A rapidly shifting observational field in astronomy is the study of exoplanets, or planets outside of our solar system. Exoplanets can be detected through a number of methods, all of which provide a piece of information about that planet. Kepler and K2, for example, find exoplanets by taking a series of photometric images of the star and recording the brightness for a period of time, called the light curve. When a planet crosses over the host star, a portion of that star’s light is blocked, and we see a dip in the light curve. Analyzing the shape of the dip provides the radius and orbital period of the exoplanet. Precise astrometry takes images of a star system over time and searches for wobbles in the star’s position that can be attributed to a planet’s gravity tugging on the star. In this case, the star and planet’s orbit is in a plane orthogonal to Earth.
G-CLEF, like Kepler/K2, detects transiting exoplanets, or planets orbit fully or partially across the host star relative to Earth. Instead of measuring the change in brightness due to the transiting planet, G-CLEF measures the changes in a star’s radial velocity. A star with an orbiting planet will have a small orbit around the system’s center of mass in response to the planet’s gravity. This causes small variations in the star’s speed as seen from Earth, the radial velocity, as the star moves closer and farther away from us in its orbit. Radial velocity instruments like HARPS-N, ESPRESSO, and G-CLEF measure the Doppler shifts from this orbital wobble. The planet’s mass and orbit eccentricity can be determined from the radial velocities measured over time.
G-CLEF Exoplanet Studies
The science objectives for G-CLEF in performing studies of exoplanets are:
- Measure radial velocities to sub-meter precision, and in the best observing conditions down to 10 cm/s
- Identify exoplanets with significant atmospheres
- Discover biomarkers in the atmospheres of exoplanets

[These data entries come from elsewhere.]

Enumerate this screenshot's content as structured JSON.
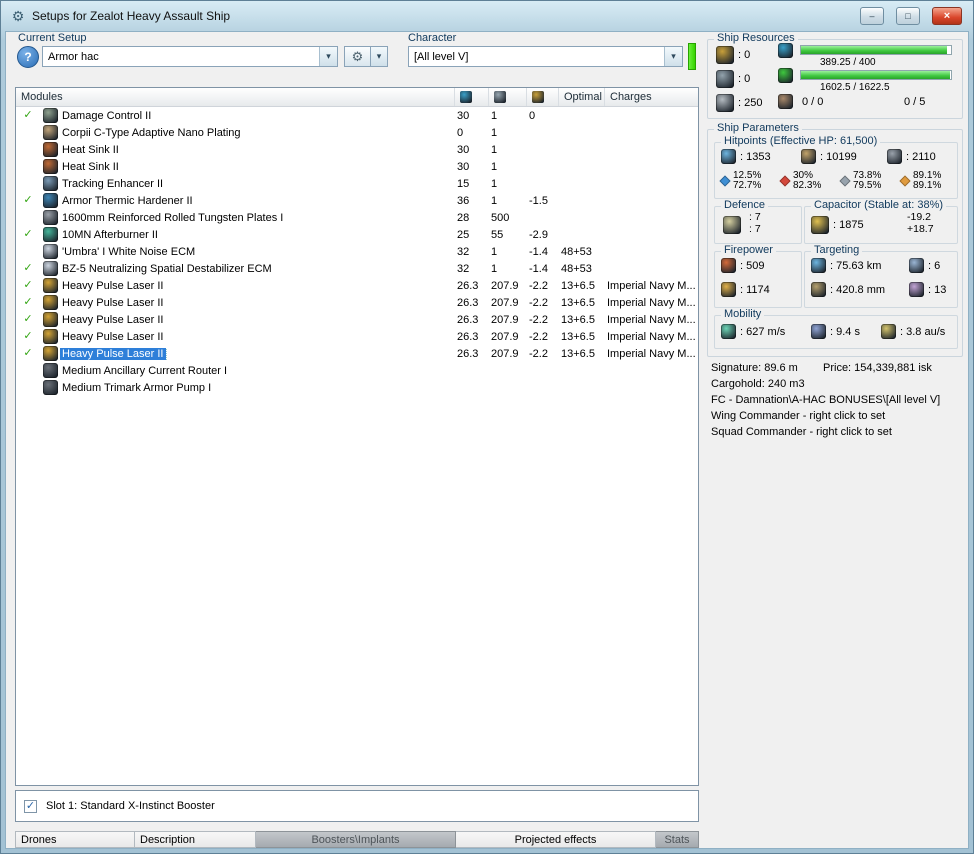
{
  "colors": {
    "selection_blue": "#2e7fd9",
    "check_green": "#33a513",
    "resource_bar_green": "#3ec83e",
    "character_status_green": "#35d400",
    "close_button_red": "#d9452b",
    "resist_em": "#3f8fd4",
    "resist_thermal": "#d4483c",
    "resist_kinetic": "#98a3ad",
    "resist_explosive": "#e09b3f"
  },
  "icons": {
    "window_glyph": "⚙",
    "help_glyph": "?",
    "tools_glyph": "⚙",
    "dropdown_glyph": "▾",
    "check_glyph": "✓",
    "minimize_glyph": "–",
    "maximize_glyph": "□",
    "close_glyph": "×"
  },
  "window": {
    "title": "Setups for Zealot Heavy Assault Ship"
  },
  "setup": {
    "current_setup_label": "Current Setup",
    "current_setup_value": "Armor hac",
    "character_label": "Character",
    "character_value": "[All level V]"
  },
  "modules": {
    "header_label": "Modules",
    "optimal_label": "Optimal",
    "charges_label": "Charges",
    "rows": [
      {
        "active": true,
        "icon": "damage-control",
        "name": "Damage Control II",
        "cpu": "30",
        "pg": "1",
        "cap": "0",
        "optimal": "",
        "charges": "",
        "selected": false
      },
      {
        "active": false,
        "icon": "adaptive-nano-plating",
        "name": "Corpii C-Type Adaptive Nano Plating",
        "cpu": "0",
        "pg": "1",
        "cap": "",
        "optimal": "",
        "charges": "",
        "selected": false
      },
      {
        "active": false,
        "icon": "heat-sink",
        "name": "Heat Sink II",
        "cpu": "30",
        "pg": "1",
        "cap": "",
        "optimal": "",
        "charges": "",
        "selected": false
      },
      {
        "active": false,
        "icon": "heat-sink",
        "name": "Heat Sink II",
        "cpu": "30",
        "pg": "1",
        "cap": "",
        "optimal": "",
        "charges": "",
        "selected": false
      },
      {
        "active": false,
        "icon": "tracking-enhancer",
        "name": "Tracking Enhancer II",
        "cpu": "15",
        "pg": "1",
        "cap": "",
        "optimal": "",
        "charges": "",
        "selected": false
      },
      {
        "active": true,
        "icon": "armor-hardener",
        "name": "Armor Thermic Hardener II",
        "cpu": "36",
        "pg": "1",
        "cap": "-1.5",
        "optimal": "",
        "charges": "",
        "selected": false
      },
      {
        "active": false,
        "icon": "armor-plate",
        "name": "1600mm Reinforced Rolled Tungsten Plates I",
        "cpu": "28",
        "pg": "500",
        "cap": "",
        "optimal": "",
        "charges": "",
        "selected": false
      },
      {
        "active": true,
        "icon": "afterburner",
        "name": "10MN Afterburner II",
        "cpu": "25",
        "pg": "55",
        "cap": "-2.9",
        "optimal": "",
        "charges": "",
        "selected": false
      },
      {
        "active": false,
        "icon": "ecm",
        "name": "'Umbra' I White Noise ECM",
        "cpu": "32",
        "pg": "1",
        "cap": "-1.4",
        "optimal": "48+53",
        "charges": "",
        "selected": false
      },
      {
        "active": true,
        "icon": "ecm",
        "name": "BZ-5 Neutralizing Spatial Destabilizer ECM",
        "cpu": "32",
        "pg": "1",
        "cap": "-1.4",
        "optimal": "48+53",
        "charges": "",
        "selected": false
      },
      {
        "active": true,
        "icon": "pulse-laser",
        "name": "Heavy Pulse Laser II",
        "cpu": "26.3",
        "pg": "207.9",
        "cap": "-2.2",
        "optimal": "13+6.5",
        "charges": "Imperial Navy M...",
        "selected": false
      },
      {
        "active": true,
        "icon": "pulse-laser",
        "name": "Heavy Pulse Laser II",
        "cpu": "26.3",
        "pg": "207.9",
        "cap": "-2.2",
        "optimal": "13+6.5",
        "charges": "Imperial Navy M...",
        "selected": false
      },
      {
        "active": true,
        "icon": "pulse-laser",
        "name": "Heavy Pulse Laser II",
        "cpu": "26.3",
        "pg": "207.9",
        "cap": "-2.2",
        "optimal": "13+6.5",
        "charges": "Imperial Navy M...",
        "selected": false
      },
      {
        "active": true,
        "icon": "pulse-laser",
        "name": "Heavy Pulse Laser II",
        "cpu": "26.3",
        "pg": "207.9",
        "cap": "-2.2",
        "optimal": "13+6.5",
        "charges": "Imperial Navy M...",
        "selected": false
      },
      {
        "active": true,
        "icon": "pulse-laser",
        "name": "Heavy Pulse Laser II",
        "cpu": "26.3",
        "pg": "207.9",
        "cap": "-2.2",
        "optimal": "13+6.5",
        "charges": "Imperial Navy M...",
        "selected": true
      },
      {
        "active": false,
        "icon": "rig",
        "name": "Medium Ancillary Current Router I",
        "cpu": "",
        "pg": "",
        "cap": "",
        "optimal": "",
        "charges": "",
        "selected": false
      },
      {
        "active": false,
        "icon": "rig",
        "name": "Medium Trimark Armor Pump I",
        "cpu": "",
        "pg": "",
        "cap": "",
        "optimal": "",
        "charges": "",
        "selected": false
      }
    ]
  },
  "booster": {
    "label": "Slot 1: Standard X-Instinct Booster",
    "checked": true
  },
  "bottom_tabs": [
    {
      "label": "Drones",
      "pressed": false
    },
    {
      "label": "Description",
      "pressed": false
    },
    {
      "label": "Boosters\\Implants",
      "pressed": true
    },
    {
      "label": "Projected effects",
      "pressed": false
    },
    {
      "label": "Stats",
      "pressed": true
    }
  ],
  "ship_resources": {
    "title": "Ship Resources",
    "turret_hardpoints": "0",
    "launcher_hardpoints": "0",
    "calibration": "250",
    "cpu_text": "389.25 / 400",
    "cpu_pct": 97,
    "powergrid_text": "1602.5 / 1622.5",
    "powergrid_pct": 99,
    "drone_bay": "0 / 0",
    "drone_slots": "0 / 5"
  },
  "ship_parameters": {
    "title": "Ship Parameters",
    "hitpoints": {
      "title": "Hitpoints (Effective HP: 61,500)",
      "shield": "1353",
      "armor": "10199",
      "hull": "2110",
      "resists": [
        {
          "type": "em",
          "shield": "12.5%",
          "armor": "72.7%"
        },
        {
          "type": "thermal",
          "shield": "30%",
          "armor": "82.3%"
        },
        {
          "type": "kinetic",
          "shield": "73.8%",
          "armor": "79.5%"
        },
        {
          "type": "explosive",
          "shield": "89.1%",
          "armor": "89.1%"
        }
      ]
    },
    "defence": {
      "title": "Defence",
      "value1": "7",
      "value2": "7"
    },
    "capacitor": {
      "title": "Capacitor (Stable at: 38%)",
      "capacity": "1875",
      "usage": "-19.2",
      "recharge": "+18.7"
    },
    "firepower": {
      "title": "Firepower",
      "dps": "509",
      "volley": "1174"
    },
    "targeting": {
      "title": "Targeting",
      "range": "75.63 km",
      "max_targets": "6",
      "scan_resolution": "420.8 mm",
      "sensor_strength": "13"
    },
    "mobility": {
      "title": "Mobility",
      "speed": "627 m/s",
      "align_time": "9.4 s",
      "warp_speed": "3.8 au/s"
    }
  },
  "summary": {
    "signature": "Signature: 89.6 m",
    "price": "Price: 154,339,881 isk",
    "cargohold": "Cargohold: 240 m3",
    "fleet_line1": "FC - Damnation\\A-HAC BONUSES\\[All level V]",
    "fleet_line2": "Wing Commander - right click to set",
    "fleet_line3": "Squad Commander - right click to set"
  }
}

- Understand energy transport in giant exoplanet atmospheres
- Measure exoplanet atmosphere vertical temperature profiles
- Determine atomic and molecular composition of exoplanet atmospheres